Minimum mandatory penalties for juvenile DUI to the slightest degree (0.00 to 0.08 BAC) include:

  • 10 days in jail (a good criminal defense lawyer can get this reduced to one day)
  • $2000 in fines and fees
  • Attendance at drug and alcohol classes, and screening
  • Suspension of your driver’s license for 90 days (with no driving for the first 30 days and restricted driving for the last 60 days)
  • 8 points added to your motor vehicle record and mandatory attendance of Traffic Survival School
  • Installation of IID for 6 months (possible)
  • Must obtain SR-22 insurance for up to three years

Penalties, of course, may vary from one case to the next and depend on many different factors, such as the amount of alcohol present in your system, any previous offenses you may have on record, and others who were involved.

Other Charges Relating to Juvenile DUI in Arizona

Other criminal charges are often brought against juveniles who are charged with DUI crimes in Arizona. They may include, but are not limited to:

  • Soliciting alcohol
  • Minor in possession of alcohol
  • Refusing to provide a truthful name when detailed
  • Traffic violations of various sorts
  • Possession of and/or using a fake ID
  • Identity theft

Defenses Against Juvenile DUI Charges in Arizona

If you have been charged with juvenile DUI, you need a good criminal defense lawyer on your side to help you reach the best outcome in your case.

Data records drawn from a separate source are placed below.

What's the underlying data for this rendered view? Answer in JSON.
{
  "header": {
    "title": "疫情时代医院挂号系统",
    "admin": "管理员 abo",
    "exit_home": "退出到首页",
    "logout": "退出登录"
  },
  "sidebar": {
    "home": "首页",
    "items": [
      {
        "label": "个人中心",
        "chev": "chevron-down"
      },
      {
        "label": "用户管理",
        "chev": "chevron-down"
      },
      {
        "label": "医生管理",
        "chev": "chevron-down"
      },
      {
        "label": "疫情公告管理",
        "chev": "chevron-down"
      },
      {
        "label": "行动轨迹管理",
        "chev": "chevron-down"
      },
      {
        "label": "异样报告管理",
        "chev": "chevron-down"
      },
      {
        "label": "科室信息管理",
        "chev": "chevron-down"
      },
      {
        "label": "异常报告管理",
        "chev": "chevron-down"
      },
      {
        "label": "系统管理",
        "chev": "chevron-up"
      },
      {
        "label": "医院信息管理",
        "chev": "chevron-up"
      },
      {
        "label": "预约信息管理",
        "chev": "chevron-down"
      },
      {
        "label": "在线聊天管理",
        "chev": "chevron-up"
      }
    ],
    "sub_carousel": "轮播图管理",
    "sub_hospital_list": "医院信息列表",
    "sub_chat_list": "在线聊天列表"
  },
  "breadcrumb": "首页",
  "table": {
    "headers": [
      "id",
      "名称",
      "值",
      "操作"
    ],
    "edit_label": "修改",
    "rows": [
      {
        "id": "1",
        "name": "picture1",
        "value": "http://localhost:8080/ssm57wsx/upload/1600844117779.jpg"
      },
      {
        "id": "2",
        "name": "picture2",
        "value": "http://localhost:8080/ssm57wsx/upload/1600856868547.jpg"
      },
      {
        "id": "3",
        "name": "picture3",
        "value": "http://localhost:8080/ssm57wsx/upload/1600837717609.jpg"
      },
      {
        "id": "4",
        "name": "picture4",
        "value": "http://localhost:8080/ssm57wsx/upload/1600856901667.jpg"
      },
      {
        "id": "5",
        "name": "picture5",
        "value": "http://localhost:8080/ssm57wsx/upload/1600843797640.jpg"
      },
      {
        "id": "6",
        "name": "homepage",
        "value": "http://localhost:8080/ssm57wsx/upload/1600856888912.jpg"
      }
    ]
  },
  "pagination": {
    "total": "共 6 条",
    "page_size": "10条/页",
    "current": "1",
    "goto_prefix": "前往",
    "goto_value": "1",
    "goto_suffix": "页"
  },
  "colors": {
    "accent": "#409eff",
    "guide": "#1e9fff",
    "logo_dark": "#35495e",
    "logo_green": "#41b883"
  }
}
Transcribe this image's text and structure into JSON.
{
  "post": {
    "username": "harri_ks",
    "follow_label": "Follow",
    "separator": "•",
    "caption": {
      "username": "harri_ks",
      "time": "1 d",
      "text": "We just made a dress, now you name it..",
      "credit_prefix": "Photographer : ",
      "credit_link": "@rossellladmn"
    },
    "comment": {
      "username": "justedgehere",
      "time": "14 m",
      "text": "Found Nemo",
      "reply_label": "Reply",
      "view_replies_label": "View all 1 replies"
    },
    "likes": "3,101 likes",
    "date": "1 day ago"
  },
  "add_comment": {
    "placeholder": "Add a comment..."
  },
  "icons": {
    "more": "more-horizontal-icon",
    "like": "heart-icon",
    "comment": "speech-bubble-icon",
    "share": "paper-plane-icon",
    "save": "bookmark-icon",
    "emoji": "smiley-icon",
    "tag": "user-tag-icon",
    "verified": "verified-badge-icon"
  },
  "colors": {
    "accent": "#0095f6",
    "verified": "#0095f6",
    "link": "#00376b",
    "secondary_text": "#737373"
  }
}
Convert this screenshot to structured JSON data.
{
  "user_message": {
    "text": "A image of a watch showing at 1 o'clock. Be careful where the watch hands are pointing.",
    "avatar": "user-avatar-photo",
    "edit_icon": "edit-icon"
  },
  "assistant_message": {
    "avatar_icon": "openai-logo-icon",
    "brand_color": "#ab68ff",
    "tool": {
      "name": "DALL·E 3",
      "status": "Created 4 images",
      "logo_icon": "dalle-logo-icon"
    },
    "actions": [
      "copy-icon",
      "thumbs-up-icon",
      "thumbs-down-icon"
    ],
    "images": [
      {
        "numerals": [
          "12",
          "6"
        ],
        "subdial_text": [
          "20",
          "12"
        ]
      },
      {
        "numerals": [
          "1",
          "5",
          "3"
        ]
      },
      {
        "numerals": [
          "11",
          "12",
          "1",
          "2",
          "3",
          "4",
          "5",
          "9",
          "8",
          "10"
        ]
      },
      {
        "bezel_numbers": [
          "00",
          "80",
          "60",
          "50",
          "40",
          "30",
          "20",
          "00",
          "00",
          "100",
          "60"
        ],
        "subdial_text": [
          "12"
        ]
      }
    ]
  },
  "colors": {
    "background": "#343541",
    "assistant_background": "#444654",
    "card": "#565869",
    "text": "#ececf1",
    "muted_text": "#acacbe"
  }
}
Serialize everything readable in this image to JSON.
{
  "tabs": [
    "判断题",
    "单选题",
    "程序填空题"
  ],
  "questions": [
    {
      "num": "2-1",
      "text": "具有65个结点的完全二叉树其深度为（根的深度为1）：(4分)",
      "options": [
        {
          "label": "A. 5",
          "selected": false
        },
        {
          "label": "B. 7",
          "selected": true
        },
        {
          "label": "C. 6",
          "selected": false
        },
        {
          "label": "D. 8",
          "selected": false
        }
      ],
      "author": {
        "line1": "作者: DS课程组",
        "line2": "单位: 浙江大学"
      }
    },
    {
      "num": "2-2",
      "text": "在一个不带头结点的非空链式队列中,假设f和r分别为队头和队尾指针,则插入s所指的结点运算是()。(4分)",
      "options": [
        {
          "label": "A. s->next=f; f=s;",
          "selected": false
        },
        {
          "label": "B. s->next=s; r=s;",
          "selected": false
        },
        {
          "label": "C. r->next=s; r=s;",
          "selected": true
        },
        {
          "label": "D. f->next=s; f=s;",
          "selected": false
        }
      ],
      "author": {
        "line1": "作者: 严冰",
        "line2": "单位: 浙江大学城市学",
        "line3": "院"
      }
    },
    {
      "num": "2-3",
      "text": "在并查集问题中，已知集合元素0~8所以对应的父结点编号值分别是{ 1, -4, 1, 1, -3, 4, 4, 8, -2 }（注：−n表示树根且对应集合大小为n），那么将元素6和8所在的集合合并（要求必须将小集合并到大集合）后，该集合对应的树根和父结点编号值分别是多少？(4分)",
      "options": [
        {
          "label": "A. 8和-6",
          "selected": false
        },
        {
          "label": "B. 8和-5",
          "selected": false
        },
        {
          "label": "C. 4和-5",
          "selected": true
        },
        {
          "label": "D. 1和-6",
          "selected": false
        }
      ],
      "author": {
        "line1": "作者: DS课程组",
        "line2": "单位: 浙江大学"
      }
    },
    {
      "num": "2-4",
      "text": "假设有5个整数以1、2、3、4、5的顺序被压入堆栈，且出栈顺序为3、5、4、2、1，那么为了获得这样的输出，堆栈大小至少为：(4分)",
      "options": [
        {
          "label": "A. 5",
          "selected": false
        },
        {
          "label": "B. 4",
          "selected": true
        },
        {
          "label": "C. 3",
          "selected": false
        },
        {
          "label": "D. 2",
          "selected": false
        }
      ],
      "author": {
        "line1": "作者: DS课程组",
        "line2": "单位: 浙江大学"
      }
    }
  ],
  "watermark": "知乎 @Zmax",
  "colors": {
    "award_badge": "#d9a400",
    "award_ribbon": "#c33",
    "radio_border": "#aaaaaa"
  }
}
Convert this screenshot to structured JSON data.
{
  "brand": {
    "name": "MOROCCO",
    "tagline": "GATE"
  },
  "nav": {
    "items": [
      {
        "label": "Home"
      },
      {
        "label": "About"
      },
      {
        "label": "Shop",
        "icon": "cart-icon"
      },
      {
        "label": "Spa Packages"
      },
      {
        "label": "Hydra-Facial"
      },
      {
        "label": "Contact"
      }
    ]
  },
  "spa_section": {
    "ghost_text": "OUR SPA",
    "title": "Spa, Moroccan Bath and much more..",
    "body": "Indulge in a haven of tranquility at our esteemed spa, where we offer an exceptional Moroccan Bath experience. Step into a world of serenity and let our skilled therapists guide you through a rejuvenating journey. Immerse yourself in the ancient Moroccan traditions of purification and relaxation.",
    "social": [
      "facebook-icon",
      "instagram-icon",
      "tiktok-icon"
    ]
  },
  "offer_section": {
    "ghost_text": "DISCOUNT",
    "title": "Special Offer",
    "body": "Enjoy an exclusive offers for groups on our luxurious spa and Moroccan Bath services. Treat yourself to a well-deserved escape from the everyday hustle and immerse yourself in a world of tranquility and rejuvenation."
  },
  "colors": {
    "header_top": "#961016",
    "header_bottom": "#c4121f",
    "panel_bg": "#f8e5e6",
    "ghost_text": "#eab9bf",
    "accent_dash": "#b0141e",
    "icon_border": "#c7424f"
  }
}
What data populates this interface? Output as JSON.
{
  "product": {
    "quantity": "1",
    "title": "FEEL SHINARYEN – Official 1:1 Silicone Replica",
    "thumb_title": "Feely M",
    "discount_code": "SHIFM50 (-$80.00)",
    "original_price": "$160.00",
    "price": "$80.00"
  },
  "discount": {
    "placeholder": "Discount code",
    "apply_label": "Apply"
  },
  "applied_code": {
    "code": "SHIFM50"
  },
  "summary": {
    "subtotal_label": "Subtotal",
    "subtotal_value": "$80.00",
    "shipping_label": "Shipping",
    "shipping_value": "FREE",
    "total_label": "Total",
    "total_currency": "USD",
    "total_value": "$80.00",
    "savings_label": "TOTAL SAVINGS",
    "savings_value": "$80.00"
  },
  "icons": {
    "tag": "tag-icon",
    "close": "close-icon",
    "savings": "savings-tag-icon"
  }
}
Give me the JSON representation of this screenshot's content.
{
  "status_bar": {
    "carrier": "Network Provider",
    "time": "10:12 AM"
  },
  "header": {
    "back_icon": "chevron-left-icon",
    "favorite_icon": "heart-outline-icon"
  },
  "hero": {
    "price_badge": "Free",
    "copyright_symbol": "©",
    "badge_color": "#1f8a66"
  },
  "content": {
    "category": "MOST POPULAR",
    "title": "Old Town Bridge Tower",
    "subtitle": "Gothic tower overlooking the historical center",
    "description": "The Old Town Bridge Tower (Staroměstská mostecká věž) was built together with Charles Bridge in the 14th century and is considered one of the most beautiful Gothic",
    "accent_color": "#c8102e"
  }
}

There are possible defenses against Juvenile DUI charges in Arizona, including:

  • You were stopped without probable cause- i.e., without a valid reason to be pulled over
  • You have a disability that prevents you from keeping your balance and couldn’t pass the field sobriety test because of that
  • You have knee, back, or other specific injuries that prevent you from passing the field sobriety test
  • The officer did not read you your rights when you were charged
  • There are no witnesses or evidence